Bifocals tend to become necessary when the eyes are struggling to change focus as they switch from one distance to another.
Trifocal lenses are very similar to bifocals. However, instead of having two different strengths, these lenses have three. Trifocal can be prescribed if you need additional help in the intermediate area of vision (between far and near).
Traditionally the lenses are constructed just like bifocals, with lines distinguishing between each area of the lens. However, these lenses have a third, smaller section in the center of the lens that provides that coverage for the intermediate area.
Progressive lenses can be used for any prescription that requires more than one strength meaning they can have either two or three sections depending on what you need. Unlike traditional bifocals or trifocals, these multi-focal lenses do not have distinct separation lines between the lens’s different areas. Because of this, they offer some wearers in Suffolk a smoother transition between each area of the lens.

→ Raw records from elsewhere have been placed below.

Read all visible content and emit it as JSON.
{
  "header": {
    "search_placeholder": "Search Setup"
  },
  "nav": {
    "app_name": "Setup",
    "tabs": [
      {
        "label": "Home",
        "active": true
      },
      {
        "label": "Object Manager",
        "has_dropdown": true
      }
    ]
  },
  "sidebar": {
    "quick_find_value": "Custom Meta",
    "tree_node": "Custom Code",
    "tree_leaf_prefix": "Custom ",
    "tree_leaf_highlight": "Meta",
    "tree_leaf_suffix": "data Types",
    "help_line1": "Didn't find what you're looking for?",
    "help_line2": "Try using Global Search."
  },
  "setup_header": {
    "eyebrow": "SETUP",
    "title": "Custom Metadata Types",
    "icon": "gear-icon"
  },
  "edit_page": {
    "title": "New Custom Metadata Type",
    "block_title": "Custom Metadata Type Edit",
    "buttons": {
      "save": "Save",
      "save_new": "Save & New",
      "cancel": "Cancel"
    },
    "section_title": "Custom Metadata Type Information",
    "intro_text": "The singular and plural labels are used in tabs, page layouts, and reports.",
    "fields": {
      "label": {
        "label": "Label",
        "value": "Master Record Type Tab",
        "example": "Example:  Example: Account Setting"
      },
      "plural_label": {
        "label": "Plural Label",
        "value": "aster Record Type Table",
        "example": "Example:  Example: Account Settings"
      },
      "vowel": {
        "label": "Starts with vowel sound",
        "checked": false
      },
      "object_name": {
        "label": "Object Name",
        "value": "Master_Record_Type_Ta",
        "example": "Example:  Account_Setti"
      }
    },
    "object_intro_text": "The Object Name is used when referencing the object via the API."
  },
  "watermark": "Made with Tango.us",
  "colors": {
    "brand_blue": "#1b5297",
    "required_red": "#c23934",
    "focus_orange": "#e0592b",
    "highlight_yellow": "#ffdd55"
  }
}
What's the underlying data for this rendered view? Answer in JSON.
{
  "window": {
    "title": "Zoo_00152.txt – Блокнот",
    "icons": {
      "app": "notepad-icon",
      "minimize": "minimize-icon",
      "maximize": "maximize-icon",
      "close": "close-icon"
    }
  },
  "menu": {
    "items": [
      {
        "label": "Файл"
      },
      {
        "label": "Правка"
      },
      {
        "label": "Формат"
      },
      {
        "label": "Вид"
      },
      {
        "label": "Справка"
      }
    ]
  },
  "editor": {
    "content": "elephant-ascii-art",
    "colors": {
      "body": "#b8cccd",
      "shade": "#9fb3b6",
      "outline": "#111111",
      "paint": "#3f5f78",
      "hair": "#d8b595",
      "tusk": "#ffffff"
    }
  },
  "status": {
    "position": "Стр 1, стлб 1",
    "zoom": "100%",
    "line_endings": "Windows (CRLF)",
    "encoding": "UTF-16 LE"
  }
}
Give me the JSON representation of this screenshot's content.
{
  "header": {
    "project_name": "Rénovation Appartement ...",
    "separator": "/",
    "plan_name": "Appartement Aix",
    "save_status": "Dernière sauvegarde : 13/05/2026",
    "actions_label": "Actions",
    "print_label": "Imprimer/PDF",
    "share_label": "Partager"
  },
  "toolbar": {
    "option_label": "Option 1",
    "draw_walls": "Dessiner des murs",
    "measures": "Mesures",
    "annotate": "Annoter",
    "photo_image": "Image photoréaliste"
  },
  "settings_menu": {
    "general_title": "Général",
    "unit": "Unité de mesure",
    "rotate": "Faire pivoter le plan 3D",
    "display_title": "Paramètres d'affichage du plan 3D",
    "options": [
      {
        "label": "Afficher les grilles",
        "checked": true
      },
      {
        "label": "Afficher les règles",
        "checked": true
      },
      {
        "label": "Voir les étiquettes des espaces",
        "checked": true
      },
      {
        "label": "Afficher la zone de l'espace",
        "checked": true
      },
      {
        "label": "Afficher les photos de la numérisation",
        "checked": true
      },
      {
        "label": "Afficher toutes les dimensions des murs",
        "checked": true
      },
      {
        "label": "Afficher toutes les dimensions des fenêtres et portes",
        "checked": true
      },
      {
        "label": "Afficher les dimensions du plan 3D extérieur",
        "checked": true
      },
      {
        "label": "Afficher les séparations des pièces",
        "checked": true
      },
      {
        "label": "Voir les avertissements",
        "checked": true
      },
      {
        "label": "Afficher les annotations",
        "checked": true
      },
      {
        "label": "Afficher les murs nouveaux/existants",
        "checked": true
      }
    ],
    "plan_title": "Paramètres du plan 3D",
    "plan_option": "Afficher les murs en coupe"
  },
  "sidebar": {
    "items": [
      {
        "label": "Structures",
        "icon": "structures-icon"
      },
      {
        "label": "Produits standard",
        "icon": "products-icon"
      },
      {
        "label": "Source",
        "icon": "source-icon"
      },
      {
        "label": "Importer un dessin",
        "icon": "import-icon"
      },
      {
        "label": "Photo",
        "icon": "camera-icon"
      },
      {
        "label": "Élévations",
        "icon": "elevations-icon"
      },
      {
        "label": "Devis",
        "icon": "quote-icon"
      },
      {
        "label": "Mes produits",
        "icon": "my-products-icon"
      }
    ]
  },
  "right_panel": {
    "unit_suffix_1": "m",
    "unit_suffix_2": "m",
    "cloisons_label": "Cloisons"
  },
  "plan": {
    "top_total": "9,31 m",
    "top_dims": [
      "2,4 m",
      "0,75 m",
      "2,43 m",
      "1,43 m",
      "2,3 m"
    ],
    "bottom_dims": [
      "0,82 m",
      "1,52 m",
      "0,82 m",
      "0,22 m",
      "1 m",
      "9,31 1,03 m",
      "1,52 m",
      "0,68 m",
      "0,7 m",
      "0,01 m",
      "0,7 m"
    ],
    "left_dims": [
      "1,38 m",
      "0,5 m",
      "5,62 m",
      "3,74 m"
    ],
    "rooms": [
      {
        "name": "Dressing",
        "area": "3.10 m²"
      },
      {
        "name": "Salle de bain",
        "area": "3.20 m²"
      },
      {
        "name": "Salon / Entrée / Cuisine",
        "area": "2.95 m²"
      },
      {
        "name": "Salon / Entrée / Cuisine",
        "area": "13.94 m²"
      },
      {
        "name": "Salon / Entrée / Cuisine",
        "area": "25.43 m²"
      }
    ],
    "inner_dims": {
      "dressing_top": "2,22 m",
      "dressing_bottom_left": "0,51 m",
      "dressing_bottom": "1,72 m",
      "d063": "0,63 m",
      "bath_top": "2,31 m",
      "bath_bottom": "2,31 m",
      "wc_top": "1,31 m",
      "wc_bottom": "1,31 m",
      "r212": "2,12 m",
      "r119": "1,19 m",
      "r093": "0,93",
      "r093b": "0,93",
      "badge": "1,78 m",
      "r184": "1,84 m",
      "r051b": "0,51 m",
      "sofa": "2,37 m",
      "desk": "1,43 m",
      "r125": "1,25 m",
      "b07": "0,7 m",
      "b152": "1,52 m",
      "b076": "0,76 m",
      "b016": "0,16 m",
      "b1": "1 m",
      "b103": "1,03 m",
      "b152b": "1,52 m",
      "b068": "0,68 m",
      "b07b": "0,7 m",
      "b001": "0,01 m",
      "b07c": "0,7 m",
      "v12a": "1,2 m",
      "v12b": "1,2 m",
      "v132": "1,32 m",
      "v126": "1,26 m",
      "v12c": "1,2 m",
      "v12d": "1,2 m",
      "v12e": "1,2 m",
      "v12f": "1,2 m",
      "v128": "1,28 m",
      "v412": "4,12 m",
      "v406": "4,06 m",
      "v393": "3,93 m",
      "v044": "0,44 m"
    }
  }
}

This last type of glasses is typically available without a prescription from your optometrist. Reading glasses are available at a large number of stores in Water Mill, NY. They do contain varying prescription strength lenses and are designed to help primarily with near vision. As a person ages, the lenses in their eyes can become more rigid, affecting the ability to see a close range. Reading glasses can be a big help when this starts to occur.
What Kind of Glasses Are Right For Me?
Eyeglasses are meant to improve the vision of those who wear them. Thanks to new technology, there are many different types of prescription glasses and lenses available. Modern eyeglass lenses are often as unique as the person who is wearing them. This means that the only person who can tell you what type of prescription glasses you need is a Long Island eye care professional.
Anytime you are concerned about a vision problem, you should schedule an appointment with your Water Mill optometrist so they can help you address it. An eye exam can usually tell your Suffolk eye doctor exactly what kind of prescription glasses will work the best to correct your vision. Your optometrist will also want to look at your eyes directly to rule out any medical concerns that might be causing your vision issues. If a routine eye exam in Water Mill, NY, discovers any of these medical concerns, they might refer you to an ophthalmologist or adjust their treatment plan.
If you have any questions or concerns about your prescription or lenses, contact North Shore Advanced Eye Care by calling our office at 631-642-2020. At North Shore Advanced Eye Care, we use state-of-the-art technology to complete your eye exam, ensuring your finished glasses are the right prescription for your unique eyes. Visit our website at https://www.nsaec.com for more details on what our exams include.